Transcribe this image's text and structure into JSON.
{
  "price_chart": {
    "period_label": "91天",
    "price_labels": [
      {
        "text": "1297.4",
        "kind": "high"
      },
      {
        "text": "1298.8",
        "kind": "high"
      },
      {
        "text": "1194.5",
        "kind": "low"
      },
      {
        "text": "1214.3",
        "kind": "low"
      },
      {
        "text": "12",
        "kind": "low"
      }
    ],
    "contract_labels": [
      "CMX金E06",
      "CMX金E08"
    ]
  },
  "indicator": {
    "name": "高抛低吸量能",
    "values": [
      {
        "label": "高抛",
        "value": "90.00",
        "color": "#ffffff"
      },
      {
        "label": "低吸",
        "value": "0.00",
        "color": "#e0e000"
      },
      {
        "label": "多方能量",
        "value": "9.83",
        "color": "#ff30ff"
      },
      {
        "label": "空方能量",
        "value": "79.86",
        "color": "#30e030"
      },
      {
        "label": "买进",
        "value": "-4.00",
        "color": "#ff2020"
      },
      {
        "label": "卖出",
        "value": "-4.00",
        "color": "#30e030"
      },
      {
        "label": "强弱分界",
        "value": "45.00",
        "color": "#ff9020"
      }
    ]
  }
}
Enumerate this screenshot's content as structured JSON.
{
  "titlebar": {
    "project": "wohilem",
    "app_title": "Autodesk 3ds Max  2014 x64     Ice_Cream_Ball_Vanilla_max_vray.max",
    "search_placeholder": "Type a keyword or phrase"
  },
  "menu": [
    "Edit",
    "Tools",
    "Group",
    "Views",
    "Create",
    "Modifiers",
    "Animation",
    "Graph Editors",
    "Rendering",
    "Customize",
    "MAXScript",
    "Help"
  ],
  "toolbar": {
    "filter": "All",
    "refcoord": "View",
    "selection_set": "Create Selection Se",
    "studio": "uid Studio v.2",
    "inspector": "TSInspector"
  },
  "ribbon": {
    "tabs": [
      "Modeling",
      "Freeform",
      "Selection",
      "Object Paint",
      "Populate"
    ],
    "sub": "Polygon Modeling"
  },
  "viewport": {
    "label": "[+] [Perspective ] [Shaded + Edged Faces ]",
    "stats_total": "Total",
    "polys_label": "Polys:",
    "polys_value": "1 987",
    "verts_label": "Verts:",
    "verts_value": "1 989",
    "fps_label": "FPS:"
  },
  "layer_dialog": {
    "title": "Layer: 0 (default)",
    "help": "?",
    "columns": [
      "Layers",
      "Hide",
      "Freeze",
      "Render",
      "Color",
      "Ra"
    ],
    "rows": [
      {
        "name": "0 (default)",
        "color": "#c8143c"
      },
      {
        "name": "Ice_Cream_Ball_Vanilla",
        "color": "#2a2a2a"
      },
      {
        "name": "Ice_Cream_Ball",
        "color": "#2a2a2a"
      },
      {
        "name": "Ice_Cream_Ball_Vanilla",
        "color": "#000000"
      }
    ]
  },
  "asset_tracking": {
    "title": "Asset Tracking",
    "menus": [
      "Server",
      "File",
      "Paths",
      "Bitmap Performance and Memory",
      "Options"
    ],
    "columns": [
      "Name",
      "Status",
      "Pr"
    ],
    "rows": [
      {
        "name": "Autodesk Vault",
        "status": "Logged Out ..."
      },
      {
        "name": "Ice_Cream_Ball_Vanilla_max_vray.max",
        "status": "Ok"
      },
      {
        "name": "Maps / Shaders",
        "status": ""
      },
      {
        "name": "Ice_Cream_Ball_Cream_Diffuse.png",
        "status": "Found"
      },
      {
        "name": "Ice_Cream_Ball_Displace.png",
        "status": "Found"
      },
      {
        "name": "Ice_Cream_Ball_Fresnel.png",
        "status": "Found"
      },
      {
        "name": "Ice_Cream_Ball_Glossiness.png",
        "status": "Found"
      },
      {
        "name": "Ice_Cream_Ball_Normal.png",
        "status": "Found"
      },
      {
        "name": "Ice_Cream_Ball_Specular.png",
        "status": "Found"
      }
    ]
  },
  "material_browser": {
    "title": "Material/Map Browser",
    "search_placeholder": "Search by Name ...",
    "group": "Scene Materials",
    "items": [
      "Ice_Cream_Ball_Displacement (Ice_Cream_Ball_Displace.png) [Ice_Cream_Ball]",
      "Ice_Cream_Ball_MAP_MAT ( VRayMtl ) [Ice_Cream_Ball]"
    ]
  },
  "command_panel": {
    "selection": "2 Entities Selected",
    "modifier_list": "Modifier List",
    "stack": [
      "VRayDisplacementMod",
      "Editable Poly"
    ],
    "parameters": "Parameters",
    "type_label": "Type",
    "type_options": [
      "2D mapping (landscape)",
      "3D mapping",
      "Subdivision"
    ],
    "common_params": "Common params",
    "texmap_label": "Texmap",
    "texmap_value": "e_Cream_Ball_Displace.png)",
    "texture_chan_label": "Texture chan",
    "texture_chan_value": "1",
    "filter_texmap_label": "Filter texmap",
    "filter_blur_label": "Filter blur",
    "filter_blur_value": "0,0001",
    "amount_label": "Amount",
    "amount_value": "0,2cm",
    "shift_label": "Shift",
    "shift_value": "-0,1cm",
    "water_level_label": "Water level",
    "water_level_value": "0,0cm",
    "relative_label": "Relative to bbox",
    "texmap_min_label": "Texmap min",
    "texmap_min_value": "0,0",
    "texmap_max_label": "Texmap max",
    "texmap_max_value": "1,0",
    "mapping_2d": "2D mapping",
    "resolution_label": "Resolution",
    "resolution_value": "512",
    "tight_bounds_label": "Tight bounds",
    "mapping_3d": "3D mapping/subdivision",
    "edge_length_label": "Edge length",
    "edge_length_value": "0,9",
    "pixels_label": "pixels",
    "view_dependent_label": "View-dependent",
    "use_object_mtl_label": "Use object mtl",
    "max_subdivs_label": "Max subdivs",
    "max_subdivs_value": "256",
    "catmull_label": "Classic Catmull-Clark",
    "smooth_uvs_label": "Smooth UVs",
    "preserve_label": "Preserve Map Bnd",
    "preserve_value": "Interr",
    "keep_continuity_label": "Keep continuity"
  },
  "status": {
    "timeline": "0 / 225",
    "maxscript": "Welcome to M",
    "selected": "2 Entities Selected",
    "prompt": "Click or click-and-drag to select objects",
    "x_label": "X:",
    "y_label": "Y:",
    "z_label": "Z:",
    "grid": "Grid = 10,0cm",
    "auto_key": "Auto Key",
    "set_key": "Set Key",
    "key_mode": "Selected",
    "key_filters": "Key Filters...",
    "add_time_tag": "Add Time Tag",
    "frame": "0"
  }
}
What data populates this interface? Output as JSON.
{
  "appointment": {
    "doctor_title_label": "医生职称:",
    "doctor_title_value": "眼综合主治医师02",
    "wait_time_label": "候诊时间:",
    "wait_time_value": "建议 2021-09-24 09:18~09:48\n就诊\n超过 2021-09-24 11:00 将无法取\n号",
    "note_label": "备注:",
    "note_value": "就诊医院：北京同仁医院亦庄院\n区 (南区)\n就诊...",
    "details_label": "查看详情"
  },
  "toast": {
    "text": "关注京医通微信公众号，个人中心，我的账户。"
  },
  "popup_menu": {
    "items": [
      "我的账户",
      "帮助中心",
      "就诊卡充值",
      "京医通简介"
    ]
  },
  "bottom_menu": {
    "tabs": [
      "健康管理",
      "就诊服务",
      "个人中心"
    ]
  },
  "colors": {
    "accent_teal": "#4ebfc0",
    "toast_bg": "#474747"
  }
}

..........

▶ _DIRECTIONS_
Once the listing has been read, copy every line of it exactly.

▶ _TASK OUTPUT_
Transcribe this image's text and structure into JSON.
{
  "price_chart": {
    "period_label": "91天",
    "price_labels": [
      {
        "text": "1297.4",
        "kind": "high"
      },
      {
        "text": "1298.8",
        "kind": "high"
      },
      {
        "text": "1194.5",
        "kind": "low"
      },
      {
        "text": "1214.3",
        "kind": "low"
      },
      {
        "text": "12",
        "kind": "low"
      }
    ],
    "contract_labels": [
      "CMX金E06",
      "CMX金E08"
    ]
  },
  "indicator": {
    "name": "高抛低吸量能",
    "values": [
      {
        "label": "高抛",
        "value": "90.00",
        "color": "#ffffff"
      },
      {
        "label": "低吸",
        "value": "0.00",
        "color": "#e0e000"
      },
      {
        "label": "多方能量",
        "value": "9.83",
        "color": "#ff30ff"
      },
      {
        "label": "空方能量",
        "value": "79.86",
        "color": "#30e030"
      },
      {
        "label": "买进",
        "value": "-4.00",
        "color": "#ff2020"
      },
      {
        "label": "卖出",
        "value": "-4.00",
        "color": "#30e030"
      },
      {
        "label": "强弱分界",
        "value": "45.00",
        "color": "#ff9020"
      }
    ]
  }
}
Enumerate this screenshot's content as structured JSON.
{
  "titlebar": {
    "project": "wohilem",
    "app_title": "Autodesk 3ds Max  2014 x64     Ice_Cream_Ball_Vanilla_max_vray.max",
    "search_placeholder": "Type a keyword or phrase"
  },
  "menu": [
    "Edit",
    "Tools",
    "Group",
    "Views",
    "Create",
    "Modifiers",
    "Animation",
    "Graph Editors",
    "Rendering",
    "Customize",
    "MAXScript",
    "Help"
  ],
  "toolbar": {
    "filter": "All",
    "refcoord": "View",
    "selection_set": "Create Selection Se",
    "studio": "uid Studio v.2",
    "inspector": "TSInspector"
  },
  "ribbon": {
    "tabs": [
      "Modeling",
      "Freeform",
      "Selection",
      "Object Paint",
      "Populate"
    ],
    "sub": "Polygon Modeling"
  },
  "viewport": {
    "label": "[+] [Perspective ] [Shaded + Edged Faces ]",
    "stats_total": "Total",
    "polys_label": "Polys:",
    "polys_value": "1 987",
    "verts_label": "Verts:",
    "verts_value": "1 989",
    "fps_label": "FPS:"
  },
  "layer_dialog": {
    "title": "Layer: 0 (default)",
    "help": "?",
    "columns": [
      "Layers",
      "Hide",
      "Freeze",
      "Render",
      "Color",
      "Ra"
    ],
    "rows": [
      {
        "name": "0 (default)",
        "color": "#c8143c"
      },
      {
        "name": "Ice_Cream_Ball_Vanilla",
        "color": "#2a2a2a"
      },
      {
        "name": "Ice_Cream_Ball",
        "color": "#2a2a2a"
      },
      {
        "name": "Ice_Cream_Ball_Vanilla",
        "color": "#000000"
      }
    ]
  },
  "asset_tracking": {
    "title": "Asset Tracking",
    "menus": [
      "Server",
      "File",
      "Paths",
      "Bitmap Performance and Memory",
      "Options"
    ],
    "columns": [
      "Name",
      "Status",
      "Pr"
    ],
    "rows": [
      {
        "name": "Autodesk Vault",
        "status": "Logged Out ..."
      },
      {
        "name": "Ice_Cream_Ball_Vanilla_max_vray.max",
        "status": "Ok"
      },
      {
        "name": "Maps / Shaders",
        "status": ""
      },
      {
        "name": "Ice_Cream_Ball_Cream_Diffuse.png",
        "status": "Found"
      },
      {
        "name": "Ice_Cream_Ball_Displace.png",
        "status": "Found"
      },
      {
        "name": "Ice_Cream_Ball_Fresnel.png",
        "status": "Found"
      },
      {
        "name": "Ice_Cream_Ball_Glossiness.png",
        "status": "Found"
      },
      {
        "name": "Ice_Cream_Ball_Normal.png",
        "status": "Found"
      },
      {
        "name": "Ice_Cream_Ball_Specular.png",
        "status": "Found"
      }
    ]
  },
  "material_browser": {
    "title": "Material/Map Browser",
    "search_placeholder": "Search by Name ...",
    "group": "Scene Materials",
    "items": [
      "Ice_Cream_Ball_Displacement (Ice_Cream_Ball_Displace.png) [Ice_Cream_Ball]",
      "Ice_Cream_Ball_MAP_MAT ( VRayMtl ) [Ice_Cream_Ball]"
    ]
  },
  "command_panel": {
    "selection": "2 Entities Selected",
    "modifier_list": "Modifier List",
    "stack": [
      "VRayDisplacementMod",
      "Editable Poly"
    ],
    "parameters": "Parameters",
    "type_label": "Type",
    "type_options": [
      "2D mapping (landscape)",
      "3D mapping",
      "Subdivision"
    ],
    "common_params": "Common params",
    "texmap_label": "Texmap",
    "texmap_value": "e_Cream_Ball_Displace.png)",
    "texture_chan_label": "Texture chan",
    "texture_chan_value": "1",
    "filter_texmap_label": "Filter texmap",
    "filter_blur_label": "Filter blur",
    "filter_blur_value": "0,0001",
    "amount_label": "Amount",
    "amount_value": "0,2cm",
    "shift_label": "Shift",
    "shift_value": "-0,1cm",
    "water_level_label": "Water level",
    "water_level_value": "0,0cm",
    "relative_label": "Relative to bbox",
    "texmap_min_label": "Texmap min",
    "texmap_min_value": "0,0",
    "texmap_max_label": "Texmap max",
    "texmap_max_value": "1,0",
    "mapping_2d": "2D mapping",
    "resolution_label": "Resolution",
    "resolution_value": "512",
    "tight_bounds_label": "Tight bounds",
    "mapping_3d": "3D mapping/subdivision",
    "edge_length_label": "Edge length",
    "edge_length_value": "0,9",
    "pixels_label": "pixels",
    "view_dependent_label": "View-dependent",
    "use_object_mtl_label": "Use object mtl",
    "max_subdivs_label": "Max subdivs",
    "max_subdivs_value": "256",
    "catmull_label": "Classic Catmull-Clark",
    "smooth_uvs_label": "Smooth UVs",
    "preserve_label": "Preserve Map Bnd",
    "preserve_value": "Interr",
    "keep_continuity_label": "Keep continuity"
  },
  "status": {
    "timeline": "0 / 225",
    "maxscript": "Welcome to M",
    "selected": "2 Entities Selected",
    "prompt": "Click or click-and-drag to select objects",
    "x_label": "X:",
    "y_label": "Y:",
    "z_label": "Z:",
    "grid": "Grid = 10,0cm",
    "auto_key": "Auto Key",
    "set_key": "Set Key",
    "key_mode": "Selected",
    "key_filters": "Key Filters...",
    "add_time_tag": "Add Time Tag",
    "frame": "0"
  }
}
What data populates this interface? Output as JSON.
{
  "appointment": {
    "doctor_title_label": "医生职称:",
    "doctor_title_value": "眼综合主治医师02",
    "wait_time_label": "候诊时间:",
    "wait_time_value": "建议 2021-09-24 09:18~09:48\n就诊\n超过 2021-09-24 11:00 将无法取\n号",
    "note_label": "备注:",
    "note_value": "就诊医院：北京同仁医院亦庄院\n区 (南区)\n就诊...",
    "details_label": "查看详情"
  },
  "toast": {
    "text": "关注京医通微信公众号，个人中心，我的账户。"
  },
  "popup_menu": {
    "items": [
      "我的账户",
      "帮助中心",
      "就诊卡充值",
      "京医通简介"
    ]
  },
  "bottom_menu": {
    "tabs": [
      "健康管理",
      "就诊服务",
      "个人中心"
    ]
  },
  "colors": {
    "accent_teal": "#4ebfc0",
    "toast_bg": "#474747"
  }
}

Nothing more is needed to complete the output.